## Supplied information

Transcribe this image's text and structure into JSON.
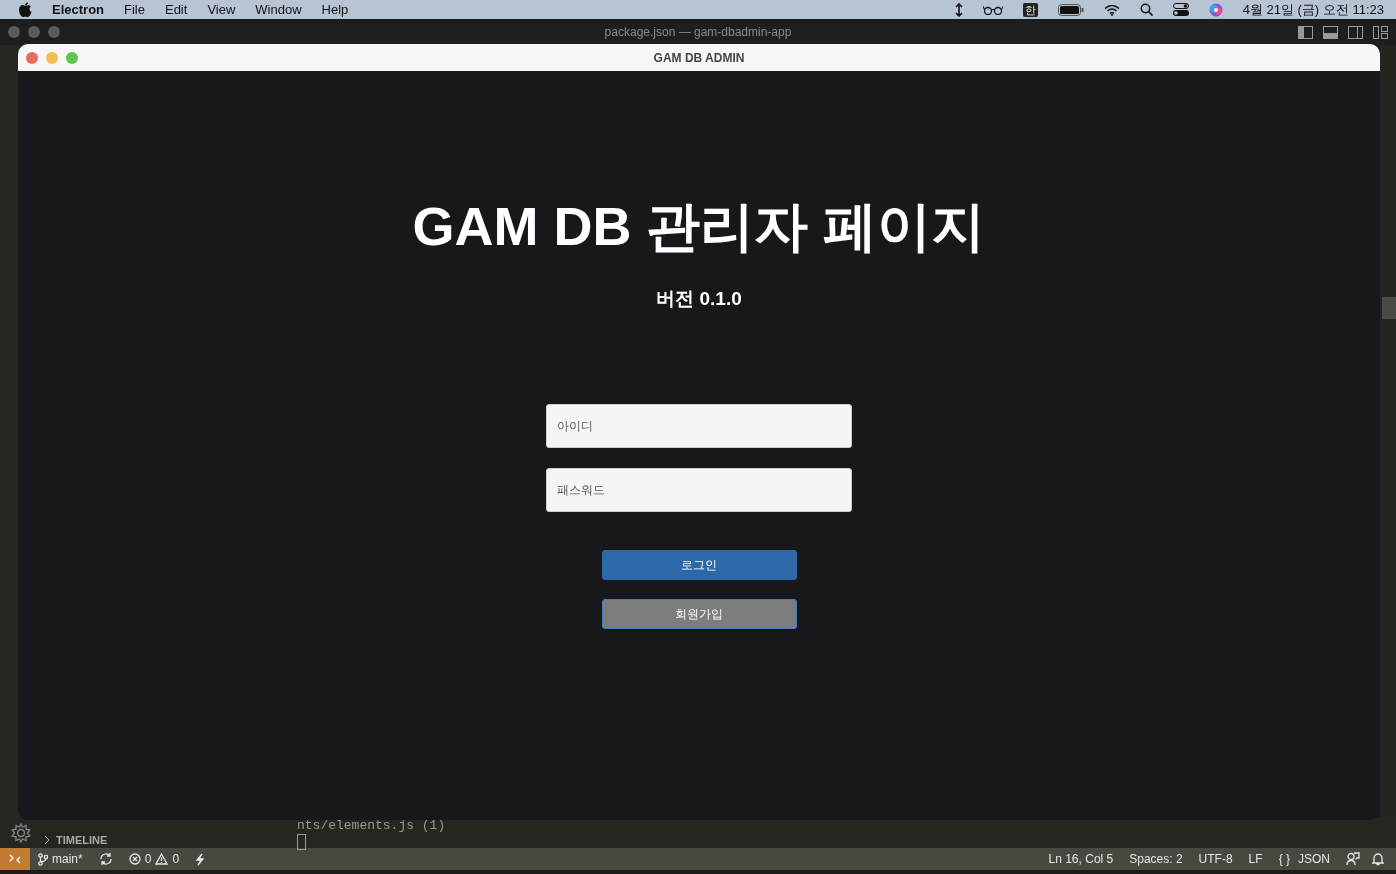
{
  "menu_bar": {
    "app_name": "Electron",
    "menus": [
      "File",
      "Edit",
      "View",
      "Window",
      "Help"
    ],
    "input_indicator": "한",
    "clock": "4월 21일 (금) 오전 11:23"
  },
  "editor_window": {
    "title": "package.json — gam-dbadmin-app",
    "timeline_label": "TIMELINE",
    "terminal_line": "nts/elements.js (1)",
    "status_bar": {
      "branch": "main*",
      "errors": "0",
      "warnings": "0",
      "cursor": "Ln 16, Col 5",
      "indent": "Spaces: 2",
      "encoding": "UTF-8",
      "eol": "LF",
      "language_icon": "{ }",
      "language": "JSON"
    }
  },
  "app_window": {
    "title": "GAM DB ADMIN",
    "heading": "GAM DB 관리자 페이지",
    "version": "버전 0.1.0",
    "fields": [
      {
        "placeholder": "아이디"
      },
      {
        "placeholder": "패스워드"
      }
    ],
    "buttons": [
      {
        "label": "로그인",
        "kind": "primary"
      },
      {
        "label": "회원가입",
        "kind": "secondary"
      }
    ]
  }
}
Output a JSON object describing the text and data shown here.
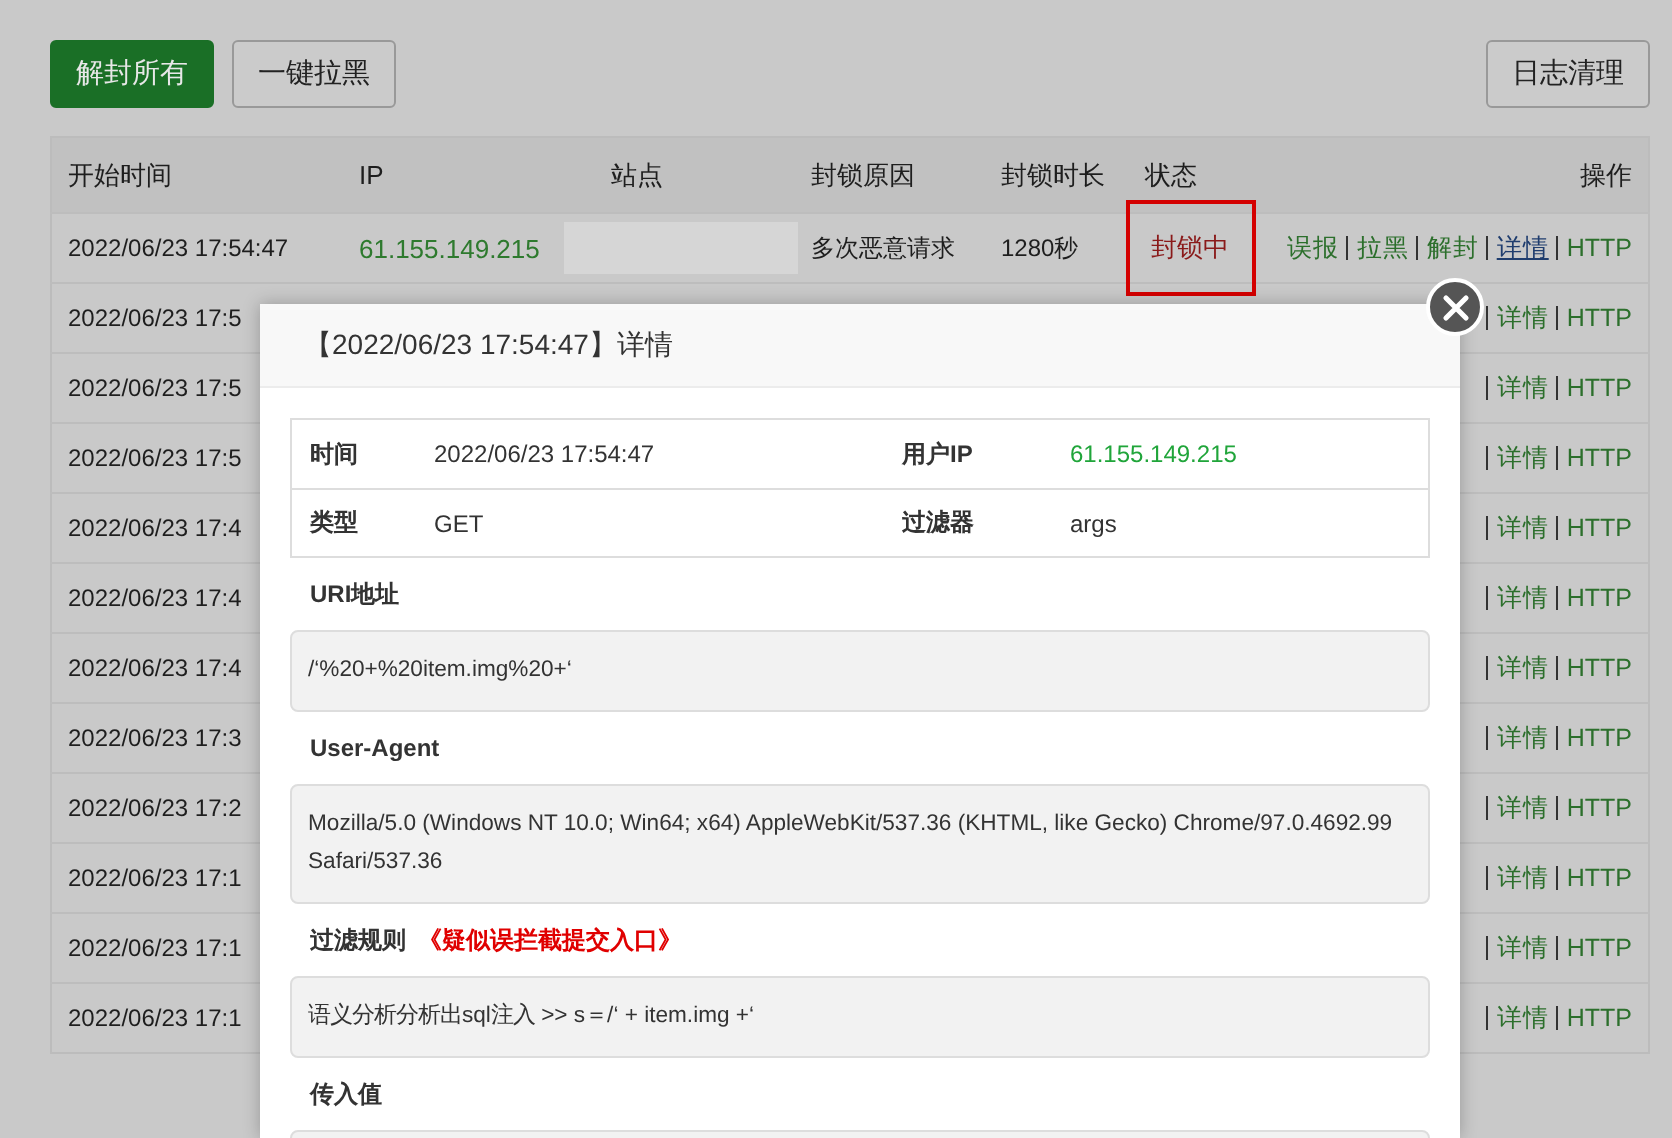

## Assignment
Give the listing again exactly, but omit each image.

## Answer below
Transcribe this image's text and structure into JSON.
{
  "menu_bar": {
    "app_name": "Electron",
    "menus": [
      "File",
      "Edit",
      "View",
      "Window",
      "Help"
    ],
    "input_indicator": "한",
    "clock": "4월 21일 (금) 오전 11:23"
  },
  "editor_window": {
    "title": "package.json — gam-dbadmin-app",
    "timeline_label": "TIMELINE",
    "terminal_line": "nts/elements.js (1)",
    "status_bar": {
      "branch": "main*",
      "errors": "0",
      "warnings": "0",
      "cursor": "Ln 16, Col 5",
      "indent": "Spaces: 2",
      "encoding": "UTF-8",
      "eol": "LF",
      "language_icon": "{ }",
      "language": "JSON"
    }
  },
  "app_window": {
    "title": "GAM DB ADMIN",
    "heading": "GAM DB 관리자 페이지",
    "version": "버전 0.1.0",
    "fields": [
      {
        "placeholder": "아이디"
      },
      {
        "placeholder": "패스워드"
      }
    ],
    "buttons": [
      {
        "label": "로그인",
        "kind": "primary"
      },
      {
        "label": "회원가입",
        "kind": "secondary"
      }
    ]
  }
}
Output a JSON object describing the text and data shown here.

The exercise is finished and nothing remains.